____ Data to process
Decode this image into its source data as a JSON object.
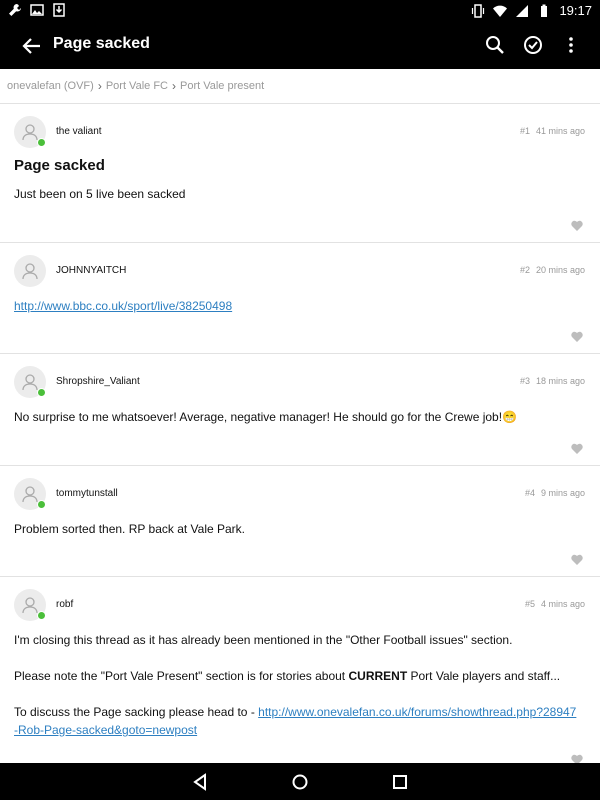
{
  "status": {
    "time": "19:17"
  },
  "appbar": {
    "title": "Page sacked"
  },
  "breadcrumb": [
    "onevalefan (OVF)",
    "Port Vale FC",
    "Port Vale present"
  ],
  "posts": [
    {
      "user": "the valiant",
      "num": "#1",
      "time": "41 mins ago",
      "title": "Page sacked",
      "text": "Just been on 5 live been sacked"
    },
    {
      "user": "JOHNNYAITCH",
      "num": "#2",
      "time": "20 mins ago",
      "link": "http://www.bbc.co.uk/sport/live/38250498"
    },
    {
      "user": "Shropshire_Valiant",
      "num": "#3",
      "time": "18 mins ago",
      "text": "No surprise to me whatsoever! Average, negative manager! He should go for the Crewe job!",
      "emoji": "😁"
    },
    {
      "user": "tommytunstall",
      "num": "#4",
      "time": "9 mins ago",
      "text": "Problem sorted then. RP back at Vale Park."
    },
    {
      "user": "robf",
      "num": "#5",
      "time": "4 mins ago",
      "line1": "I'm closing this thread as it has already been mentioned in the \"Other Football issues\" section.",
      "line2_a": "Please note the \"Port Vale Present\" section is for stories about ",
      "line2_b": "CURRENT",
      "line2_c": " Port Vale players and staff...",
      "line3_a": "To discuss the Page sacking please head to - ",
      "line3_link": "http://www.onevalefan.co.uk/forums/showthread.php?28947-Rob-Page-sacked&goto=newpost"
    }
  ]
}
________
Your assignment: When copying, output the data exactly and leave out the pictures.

Task response:
Decode this image into its source data as a JSON object.
{
  "status": {
    "time": "19:17"
  },
  "appbar": {
    "title": "Page sacked"
  },
  "breadcrumb": [
    "onevalefan (OVF)",
    "Port Vale FC",
    "Port Vale present"
  ],
  "posts": [
    {
      "user": "the valiant",
      "num": "#1",
      "time": "41 mins ago",
      "title": "Page sacked",
      "text": "Just been on 5 live been sacked"
    },
    {
      "user": "JOHNNYAITCH",
      "num": "#2",
      "time": "20 mins ago",
      "link": "http://www.bbc.co.uk/sport/live/38250498"
    },
    {
      "user": "Shropshire_Valiant",
      "num": "#3",
      "time": "18 mins ago",
      "text": "No surprise to me whatsoever! Average, negative manager! He should go for the Crewe job!",
      "emoji": "😁"
    },
    {
      "user": "tommytunstall",
      "num": "#4",
      "time": "9 mins ago",
      "text": "Problem sorted then. RP back at Vale Park."
    },
    {
      "user": "robf",
      "num": "#5",
      "time": "4 mins ago",
      "line1": "I'm closing this thread as it has already been mentioned in the \"Other Football issues\" section.",
      "line2_a": "Please note the \"Port Vale Present\" section is for stories about ",
      "line2_b": "CURRENT",
      "line2_c": " Port Vale players and staff...",
      "line3_a": "To discuss the Page sacking please head to - ",
      "line3_link": "http://www.onevalefan.co.uk/forums/showthread.php?28947-Rob-Page-sacked&goto=newpost"
    }
  ]
}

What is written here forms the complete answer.